it is its staple trade. At Dudley all kinds of ornamental and cut glass
are got up in the most elegant style of workmanship. The iron works for
manufacturing various descriptions of heavy hardware are very extensive;
and the nail trade employs an immense population in Dudley and the
neighbouring parishes: the stranger, approaching this district in the
evening, is much struck with the innumerable lights seen in every
direction issuing from furnaces, forges, collieries, &c.; giving not
only to the face of the earth, but to that of the firmament also, an
appearance of one universal illumination.

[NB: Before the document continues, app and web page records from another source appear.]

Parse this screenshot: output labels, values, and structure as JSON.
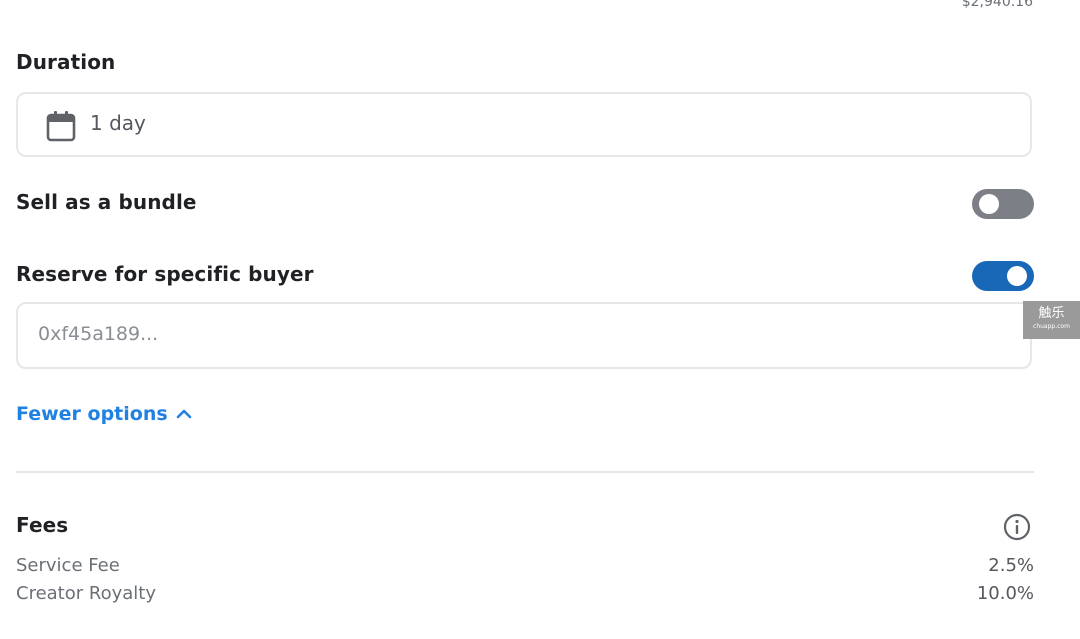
{
  "header": {
    "price": "$2,940.16"
  },
  "duration": {
    "label": "Duration",
    "value": "1 day",
    "icon": "calendar-icon"
  },
  "bundle": {
    "label": "Sell as a bundle",
    "enabled": false
  },
  "reserve": {
    "label": "Reserve for specific buyer",
    "enabled": true,
    "placeholder": "0xf45a189..."
  },
  "options_toggle": {
    "label": "Fewer options",
    "icon": "chevron-up-icon"
  },
  "fees": {
    "title": "Fees",
    "icon": "info-icon",
    "items": [
      {
        "label": "Service Fee",
        "value": "2.5%"
      },
      {
        "label": "Creator Royalty",
        "value": "10.0%"
      }
    ]
  },
  "watermark": {
    "main": "触乐",
    "sub": "chuapp.com"
  },
  "colors": {
    "accent": "#2081e2",
    "toggle_on": "#1868b7",
    "toggle_off": "#7c8086",
    "border": "#e5e8eb"
  }
}
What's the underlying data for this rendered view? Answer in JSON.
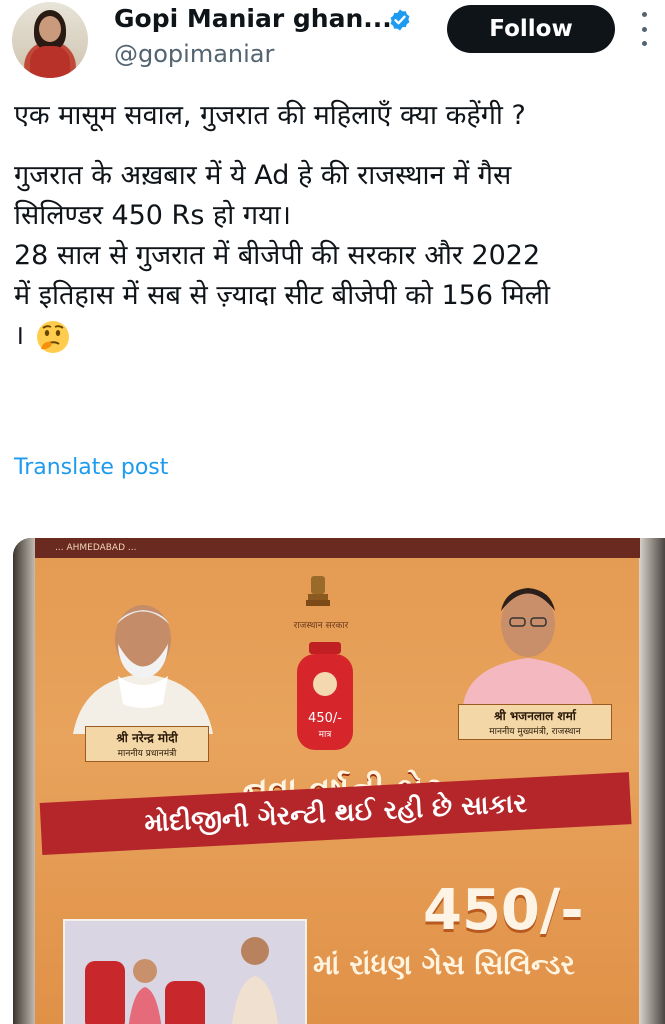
{
  "header": {
    "display_name": "Gopi Maniar ghan...",
    "handle": "@gopimaniar",
    "follow_label": "Follow"
  },
  "tweet": {
    "lines": [
      "एक मासूम सवाल, गुजरात की महिलाएँ क्या कहेंगी ?",
      "गुजरात के अख़बार में ये Ad हे की राजस्थान में गैस",
      "सिलिण्डर 450 Rs हो गया।",
      "28 साल से गुजरात में बीजेपी की सरकार और 2022",
      "में इतिहास में सब से ज़्यादा सीट बीजेपी को 156 मिली",
      "।"
    ],
    "emoji": "🤔",
    "translate_label": "Translate post"
  },
  "media": {
    "masthead": "... AHMEDABAD ...",
    "emblem_caption": "राजस्थान सरकार",
    "cylinder_price": "450/-",
    "cylinder_sub": "मात्र",
    "left_name": "श्री नरेन्द्र मोदी",
    "left_title": "माननीय प्रधानमंत्री",
    "right_name": "श्री भजनलाल शर्मा",
    "right_title": "माननीय मुख्यमंत्री, राजस्थान",
    "headline": "નવા વર્ષની ભેટ",
    "band_text": "મોદીજીની ગેરન્ટી થઈ રહી છે સાકાર",
    "price": "450/-",
    "price_caption": "માં રાંધણ ગેસ સિલિન્ડર"
  },
  "colors": {
    "follow_bg": "#0f1419",
    "link": "#1d9bf0",
    "verified": "#1d9bf0",
    "ad_band": "#b5262b"
  }
}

The town of Redditch is almost
entirely supported by the needle and fish-hook trade; there seldom
being fewer than thirty flourishing establishments, employing numerous
hands in the manufacture of these minute and useful articles.

Source: Pigot & Co.’s British Atlas comprising the counties of
England with additional Maps of England and Wales, and London. 1840.

Worcestershire Hundreds

  • Blakenhurst Hundred
  • Doddingtree Hundred
  • Halfshire Hundred
  • Oswaldslow Hundred
  • Pershore Hundred

Worcestershire Poor Law Unions

  • Bromsgrove Poor Law Union
  • Droitwich Poor Law Union
  • Evesham Poor Law Union
  • Kidderminster Poor Law Union
  • Martley Poor Law Union
  • Pershore Poor Law Union
  • Shipston-on-stour Poor Law Union
  • Tenbury Poor Law Union
  • Upton-on-severn Poor Law Union

Worcestershire Registration Districts

  • Bromsgrove Registration District
  • Droitwich Registration District
  • Evesham Registration District
  • Martley Registration District
  • Pershore Registration District
  • Shipston-on-stour Registration District
  • Tenbury Registration District
  • Upton-on-severn Registration District

Further Reading

Worcestershire: Family History Guidebook by Vanessa Morgan